* Activity: All of the listing is to be written out word for word, with the pictures left out.

* Records shown:
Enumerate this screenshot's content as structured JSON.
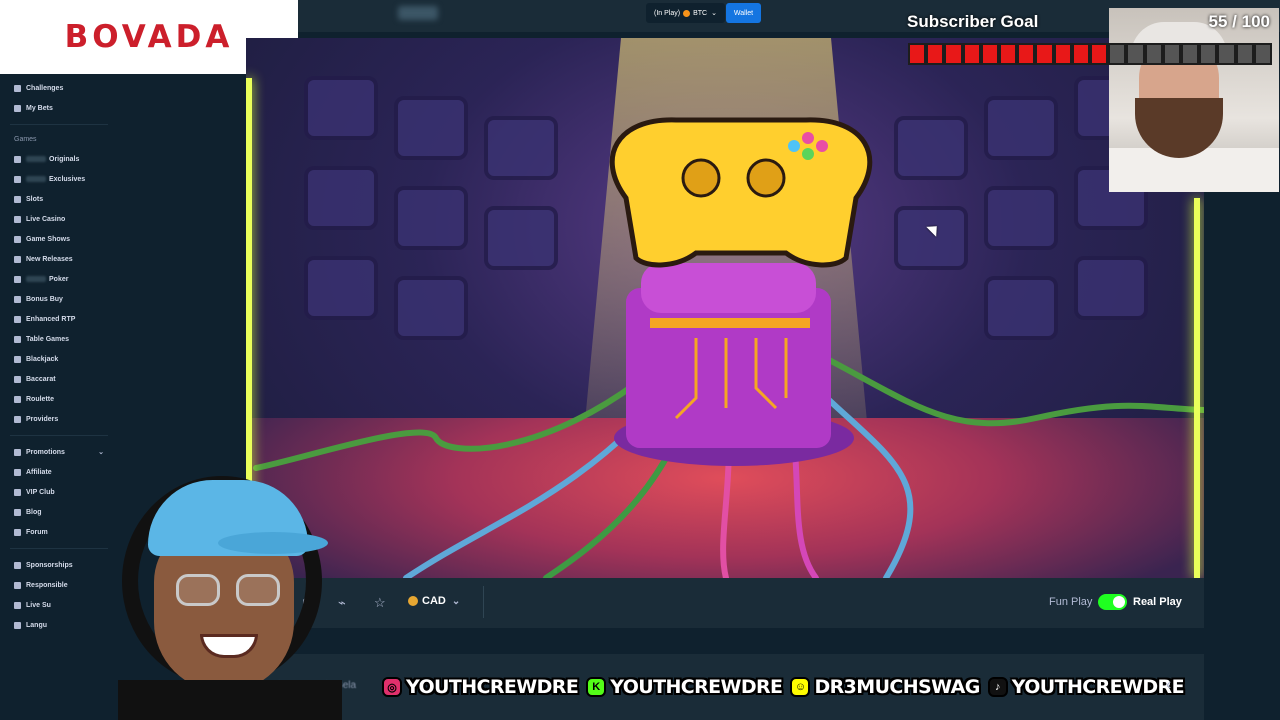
{
  "logo": {
    "text": "BOVADA"
  },
  "header": {
    "balance_label": "(In Play)",
    "currency": "BTC",
    "wallet_label": "Wallet"
  },
  "sidebar": {
    "items_top": [
      {
        "label": "Challenges"
      },
      {
        "label": "My Bets"
      }
    ],
    "games_heading": "Games",
    "games": [
      {
        "label": "Originals"
      },
      {
        "label": "Exclusives"
      },
      {
        "label": "Slots"
      },
      {
        "label": "Live Casino"
      },
      {
        "label": "Game Shows"
      },
      {
        "label": "New Releases"
      },
      {
        "label": "Poker"
      },
      {
        "label": "Bonus Buy"
      },
      {
        "label": "Enhanced RTP"
      },
      {
        "label": "Table Games"
      },
      {
        "label": "Blackjack"
      },
      {
        "label": "Baccarat"
      },
      {
        "label": "Roulette"
      },
      {
        "label": "Providers"
      }
    ],
    "more": [
      {
        "label": "Promotions"
      },
      {
        "label": "Affiliate"
      },
      {
        "label": "VIP Club"
      },
      {
        "label": "Blog"
      },
      {
        "label": "Forum"
      }
    ],
    "bottom": [
      {
        "label": "Sponsorships"
      },
      {
        "label": "Responsible"
      },
      {
        "label": "Live Su"
      },
      {
        "label": "Langu"
      }
    ]
  },
  "gamebar": {
    "currency": "CAD",
    "fun_play_label": "Fun Play",
    "real_play_label": "Real Play",
    "real_play_on": true
  },
  "below": {
    "text": "Cyber Crusade  Bela"
  },
  "subscriber_goal": {
    "title": "Subscriber Goal",
    "count": "55 / 100",
    "current": 55,
    "target": 100
  },
  "socials": [
    {
      "icon": "instagram-icon",
      "handle": "YOUTHCREWDRE",
      "color": "#e1306c"
    },
    {
      "icon": "kick-icon",
      "handle": "YOUTHCREWDRE",
      "color": "#53fc18"
    },
    {
      "icon": "snapchat-icon",
      "handle": "DR3MUCHSWAG",
      "color": "#fffc00"
    },
    {
      "icon": "tiktok-icon",
      "handle": "YOUTHCREWDRE",
      "color": "#111111"
    }
  ],
  "colors": {
    "brand": "#cc1f2b",
    "wallet": "#1475e1",
    "toggle_on": "#1fff20",
    "goal_fill": "#e81818"
  }
}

* The completed task:
Enumerate this screenshot's content as structured JSON.
{
  "logo": {
    "text": "BOVADA"
  },
  "header": {
    "balance_label": "(In Play)",
    "currency": "BTC",
    "wallet_label": "Wallet"
  },
  "sidebar": {
    "items_top": [
      {
        "label": "Challenges"
      },
      {
        "label": "My Bets"
      }
    ],
    "games_heading": "Games",
    "games": [
      {
        "label": "Originals"
      },
      {
        "label": "Exclusives"
      },
      {
        "label": "Slots"
      },
      {
        "label": "Live Casino"
      },
      {
        "label": "Game Shows"
      },
      {
        "label": "New Releases"
      },
      {
        "label": "Poker"
      },
      {
        "label": "Bonus Buy"
      },
      {
        "label": "Enhanced RTP"
      },
      {
        "label": "Table Games"
      },
      {
        "label": "Blackjack"
      },
      {
        "label": "Baccarat"
      },
      {
        "label": "Roulette"
      },
      {
        "label": "Providers"
      }
    ],
    "more": [
      {
        "label": "Promotions"
      },
      {
        "label": "Affiliate"
      },
      {
        "label": "VIP Club"
      },
      {
        "label": "Blog"
      },
      {
        "label": "Forum"
      }
    ],
    "bottom": [
      {
        "label": "Sponsorships"
      },
      {
        "label": "Responsible"
      },
      {
        "label": "Live Su"
      },
      {
        "label": "Langu"
      }
    ]
  },
  "gamebar": {
    "currency": "CAD",
    "fun_play_label": "Fun Play",
    "real_play_label": "Real Play",
    "real_play_on": true
  },
  "below": {
    "text": "Cyber Crusade  Bela"
  },
  "subscriber_goal": {
    "title": "Subscriber Goal",
    "count": "55 / 100",
    "current": 55,
    "target": 100
  },
  "socials": [
    {
      "icon": "instagram-icon",
      "handle": "YOUTHCREWDRE",
      "color": "#e1306c"
    },
    {
      "icon": "kick-icon",
      "handle": "YOUTHCREWDRE",
      "color": "#53fc18"
    },
    {
      "icon": "snapchat-icon",
      "handle": "DR3MUCHSWAG",
      "color": "#fffc00"
    },
    {
      "icon": "tiktok-icon",
      "handle": "YOUTHCREWDRE",
      "color": "#111111"
    }
  ],
  "colors": {
    "brand": "#cc1f2b",
    "wallet": "#1475e1",
    "toggle_on": "#1fff20",
    "goal_fill": "#e81818"
  }
}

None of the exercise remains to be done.